He understands doing business these days is expensive, but is hoping to transform 2.3 acres of land along West Expressway 83, near White Ranch Road, into a business area.
But he claims the City of Harlingen is not making things easy.
"There's a lot of rules that the (Planning and Zoning) boards have imposed - one of them is fire hydrants, Palacios said. That's a high-ticket item, the best bid I've gotten is $6,600."
Palacios said city ordinance requires one fire hydrant per 300 feet radius of the buildings that will be developed here - meaning the city is asking him to put two hydrants in place.
Palacios agrees to pay for one of them, but said the second one is unnecessary.
"The City of Harlingen code, I've asked them to revise because I think it's unfair to developers and contractors and it's slowing down business, Palacios said. We already know that construction has slowed down tremendously."
City Manager Carlos Yerena told Action 4 News that Palacios has applied for a variance for that second fire hydrant and now it will be up to city commissioners to approve or deny his request.
Yerena added fire hydrants are a safety issue and that all developers must abide by the city ordinance.
Palacios said one fire hydrant will keep his development safe.
"I TMd like for the city to go back in their records and find out when they had an emergency fire and they were short of fire hydrants, Palacios said. I want to know one incident (when something TMs happened) then they have a right to request that expense from us small business owners."
Palacios argues the city is only looking out for big businesses and helping them set up shop, when they should be looking out for the small business owners that keep the local economy afloat.

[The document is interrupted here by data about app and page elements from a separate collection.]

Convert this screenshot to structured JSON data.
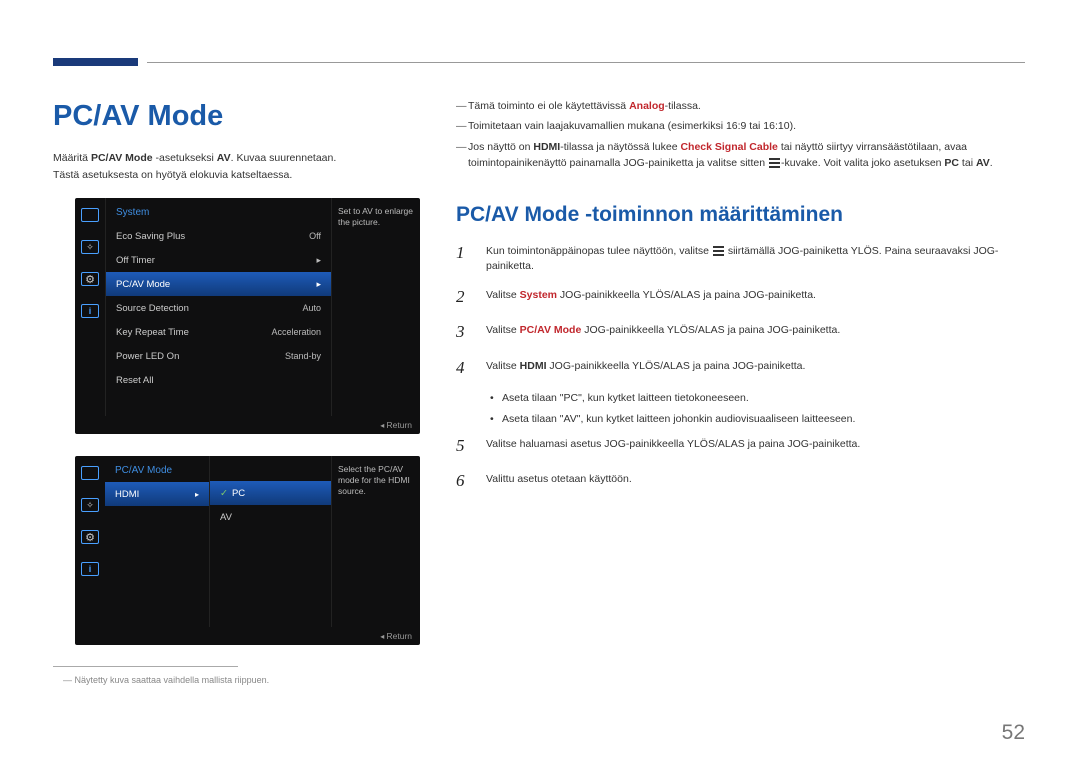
{
  "page": {
    "title": "PC/AV Mode",
    "number": "52"
  },
  "intro": {
    "line1_pre": "Määritä ",
    "line1_bold": "PC/AV Mode",
    "line1_mid": " -asetukseksi ",
    "line1_bold2": "AV",
    "line1_post": ". Kuvaa suurennetaan.",
    "line2": "Tästä asetuksesta on hyötyä elokuvia katseltaessa."
  },
  "osd1": {
    "header": "System",
    "hint": "Set to AV to enlarge the picture.",
    "rows": [
      {
        "label": "Eco Saving Plus",
        "value": "Off"
      },
      {
        "label": "Off Timer",
        "value": "▸"
      },
      {
        "label": "PC/AV Mode",
        "value": "▸",
        "selected": true
      },
      {
        "label": "Source Detection",
        "value": "Auto"
      },
      {
        "label": "Key Repeat Time",
        "value": "Acceleration"
      },
      {
        "label": "Power LED On",
        "value": "Stand-by"
      },
      {
        "label": "Reset All",
        "value": ""
      }
    ],
    "footer": "Return"
  },
  "osd2": {
    "header": "PC/AV Mode",
    "left_item": "HDMI",
    "hint": "Select the PC/AV mode for the HDMI source.",
    "options": [
      {
        "label": "PC",
        "checked": true,
        "selected": true
      },
      {
        "label": "AV"
      }
    ],
    "footer": "Return"
  },
  "footnote": "Näytetty kuva saattaa vaihdella mallista riippuen.",
  "right_notes": {
    "n1_pre": "Tämä toiminto ei ole käytettävissä ",
    "n1_red": "Analog",
    "n1_post": "-tilassa.",
    "n2": "Toimitetaan vain laajakuvamallien mukana (esimerkiksi 16:9 tai 16:10).",
    "n3_a": "Jos näyttö on ",
    "n3_b": "HDMI",
    "n3_c": "-tilassa ja näytössä lukee ",
    "n3_d": "Check Signal Cable",
    "n3_e": " tai näyttö siirtyy virransäästötilaan, avaa toimintopainikenäyttö painamalla JOG-painiketta ja valitse sitten ",
    "n3_f": "-kuvake. Voit valita joko asetuksen ",
    "n3_g": "PC",
    "n3_h": " tai ",
    "n3_i": "AV",
    "n3_j": "."
  },
  "section_title": "PC/AV Mode -toiminnon määrittäminen",
  "steps": [
    {
      "num": "1",
      "pre": "Kun toimintonäppäinopas tulee näyttöön, valitse ",
      "post": " siirtämällä JOG-painiketta YLÖS. Paina seuraavaksi JOG-painiketta.",
      "has_icon": true
    },
    {
      "num": "2",
      "pre": "Valitse ",
      "red": "System",
      "post": " JOG-painikkeella YLÖS/ALAS ja paina JOG-painiketta."
    },
    {
      "num": "3",
      "pre": "Valitse ",
      "red": "PC/AV Mode",
      "post": " JOG-painikkeella YLÖS/ALAS ja paina JOG-painiketta."
    },
    {
      "num": "4",
      "pre": "Valitse ",
      "bold": "HDMI",
      "post": " JOG-painikkeella YLÖS/ALAS ja paina JOG-painiketta."
    }
  ],
  "bullets": [
    "Aseta tilaan \"PC\", kun kytket laitteen tietokoneeseen.",
    "Aseta tilaan \"AV\", kun kytket laitteen johonkin audiovisuaaliseen laitteeseen."
  ],
  "steps2": [
    {
      "num": "5",
      "text": "Valitse haluamasi asetus JOG-painikkeella YLÖS/ALAS ja paina JOG-painiketta."
    },
    {
      "num": "6",
      "text": "Valittu asetus otetaan käyttöön."
    }
  ]
}
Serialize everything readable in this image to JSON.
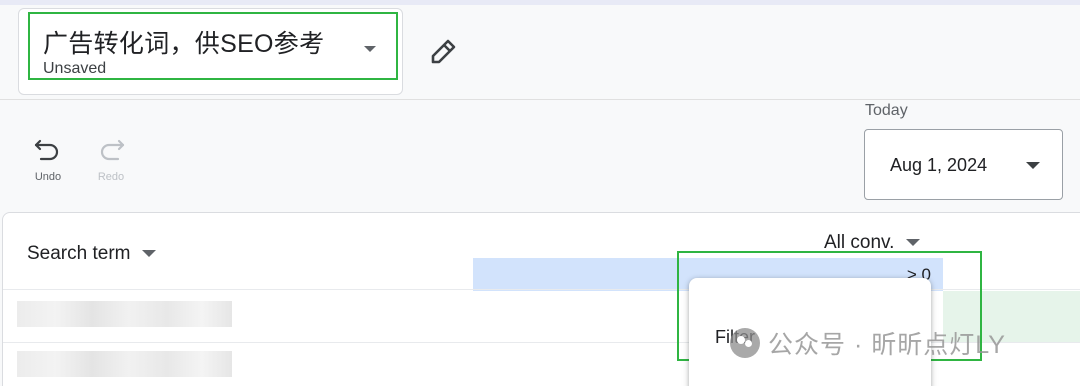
{
  "report": {
    "title": "广告转化词，供SEO参考",
    "status": "Unsaved"
  },
  "toolbar": {
    "undo_label": "Undo",
    "redo_label": "Redo"
  },
  "date_range": {
    "label": "Today",
    "value": "Aug 1, 2024"
  },
  "table": {
    "columns": [
      {
        "label": "Search term"
      },
      {
        "label": "All conv."
      }
    ],
    "filter_condition": "> 0"
  },
  "popup": {
    "item_label": "Filter"
  },
  "watermark": {
    "text": "公众号 · 昕昕点灯LY"
  },
  "colors": {
    "highlight": "#2fb542",
    "filter_bar": "#d2e3fc",
    "positive_cell": "#e6f4ea"
  }
}
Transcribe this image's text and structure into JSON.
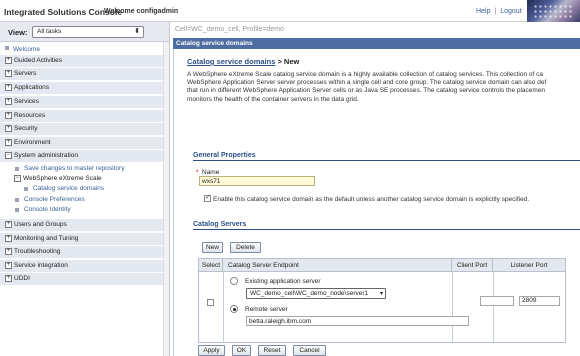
{
  "banner": {
    "title": "Integrated Solutions Console",
    "welcome": "Welcome configadmin",
    "help": "Help",
    "separator": "|",
    "logout": "Logout"
  },
  "nav": {
    "view_label": "View:",
    "view_value": "All tasks",
    "items": [
      {
        "label": "Welcome"
      },
      {
        "label": "Guided Activities"
      },
      {
        "label": "Servers"
      },
      {
        "label": "Applications"
      },
      {
        "label": "Services"
      },
      {
        "label": "Resources"
      },
      {
        "label": "Security"
      },
      {
        "label": "Environment"
      },
      {
        "label": "System administration"
      },
      {
        "label": "Save changes to master repository"
      },
      {
        "label": "WebSphere eXtreme Scale"
      },
      {
        "label": "Catalog service domains"
      },
      {
        "label": "Console Preferences"
      },
      {
        "label": "Console Identity"
      },
      {
        "label": "Users and Groups"
      },
      {
        "label": "Monitoring and Tuning"
      },
      {
        "label": "Troubleshooting"
      },
      {
        "label": "Service integration"
      },
      {
        "label": "UDDI"
      }
    ]
  },
  "content": {
    "scope": "Cell=WC_demo_cell, Profile=demo",
    "pane_title": "Catalog service domains",
    "breadcrumb_link": "Catalog service domains",
    "breadcrumb_current": "> New",
    "description_lines": [
      "A WebSphere eXtreme Scale catalog service domain is a highly available collection of catalog services. This collection of ca",
      "WebSphere Application Server server processes within a single cell and core group. The catalog service domain can also def",
      "that run in different WebSphere Application Server cells or as Java SE processes. The catalog service controls the placemen",
      "monitors the health of the container servers in the data grid."
    ],
    "general_properties": "General Properties",
    "required_marker": "*",
    "name_label": "Name",
    "name_value": "wxs71",
    "default_checkbox_text": "Enable this catalog service domain as the default unless another catalog service domain is explicitly specified.",
    "catalog_servers": "Catalog Servers",
    "new_button": "New",
    "delete_button": "Delete",
    "table": {
      "headers": [
        "Select",
        "Catalog Server Endpoint",
        "Client Port",
        "Listener Port"
      ],
      "existing_label": "Existing application server",
      "existing_value": "WC_demo_cell\\WC_demo_node\\server1",
      "remote_label": "Remote server",
      "remote_value": "betta.raleigh.ibm.com",
      "client_port": "",
      "listener_port": "2809"
    },
    "apply_button": "Apply",
    "ok_button": "OK",
    "reset_button": "Reset",
    "cancel_button": "Cancel"
  }
}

"They're going to make money from the citizens - they don TMt need any help, I need help," Palacios said.